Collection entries
╔══

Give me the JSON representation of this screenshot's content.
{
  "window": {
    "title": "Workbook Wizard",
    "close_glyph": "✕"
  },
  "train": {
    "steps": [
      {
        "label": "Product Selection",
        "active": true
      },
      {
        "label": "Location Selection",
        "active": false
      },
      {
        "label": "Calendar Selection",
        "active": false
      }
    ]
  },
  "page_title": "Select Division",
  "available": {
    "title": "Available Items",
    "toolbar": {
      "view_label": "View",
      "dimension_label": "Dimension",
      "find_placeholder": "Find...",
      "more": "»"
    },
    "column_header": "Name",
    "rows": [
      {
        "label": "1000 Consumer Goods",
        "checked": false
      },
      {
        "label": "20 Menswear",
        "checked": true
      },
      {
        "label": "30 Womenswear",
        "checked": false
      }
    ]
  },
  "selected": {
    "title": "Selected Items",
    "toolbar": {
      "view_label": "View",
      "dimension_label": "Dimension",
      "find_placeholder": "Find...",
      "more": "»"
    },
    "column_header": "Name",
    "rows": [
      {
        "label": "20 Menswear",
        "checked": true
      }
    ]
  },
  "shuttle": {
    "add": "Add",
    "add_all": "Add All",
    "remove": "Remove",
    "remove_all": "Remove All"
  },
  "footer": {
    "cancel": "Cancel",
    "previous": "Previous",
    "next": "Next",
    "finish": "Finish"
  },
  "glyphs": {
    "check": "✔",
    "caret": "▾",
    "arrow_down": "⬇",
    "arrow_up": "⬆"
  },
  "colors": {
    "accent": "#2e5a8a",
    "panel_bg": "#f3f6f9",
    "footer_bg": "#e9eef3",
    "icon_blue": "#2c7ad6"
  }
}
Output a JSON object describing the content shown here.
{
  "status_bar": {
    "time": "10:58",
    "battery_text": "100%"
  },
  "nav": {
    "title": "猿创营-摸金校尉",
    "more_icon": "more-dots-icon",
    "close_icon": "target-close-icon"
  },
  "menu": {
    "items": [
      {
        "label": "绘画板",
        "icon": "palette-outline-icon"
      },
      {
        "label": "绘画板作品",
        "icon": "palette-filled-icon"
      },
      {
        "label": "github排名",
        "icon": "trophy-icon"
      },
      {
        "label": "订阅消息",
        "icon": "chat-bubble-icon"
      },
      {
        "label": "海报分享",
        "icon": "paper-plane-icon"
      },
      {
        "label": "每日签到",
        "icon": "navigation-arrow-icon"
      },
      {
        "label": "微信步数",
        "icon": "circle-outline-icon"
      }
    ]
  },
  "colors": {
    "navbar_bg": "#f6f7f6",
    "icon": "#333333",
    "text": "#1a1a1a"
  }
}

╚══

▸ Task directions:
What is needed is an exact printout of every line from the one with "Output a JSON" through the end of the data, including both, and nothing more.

▸ Your solution:
Output a JSON object describing the content shown here.
{
  "status_bar": {
    "time": "10:58",
    "battery_text": "100%"
  },
  "nav": {
    "title": "猿创营-摸金校尉",
    "more_icon": "more-dots-icon",
    "close_icon": "target-close-icon"
  },
  "menu": {
    "items": [
      {
        "label": "绘画板",
        "icon": "palette-outline-icon"
      },
      {
        "label": "绘画板作品",
        "icon": "palette-filled-icon"
      },
      {
        "label": "github排名",
        "icon": "trophy-icon"
      },
      {
        "label": "订阅消息",
        "icon": "chat-bubble-icon"
      },
      {
        "label": "海报分享",
        "icon": "paper-plane-icon"
      },
      {
        "label": "每日签到",
        "icon": "navigation-arrow-icon"
      },
      {
        "label": "微信步数",
        "icon": "circle-outline-icon"
      }
    ]
  },
  "colors": {
    "navbar_bg": "#f6f7f6",
    "icon": "#333333",
    "text": "#1a1a1a"
  }
}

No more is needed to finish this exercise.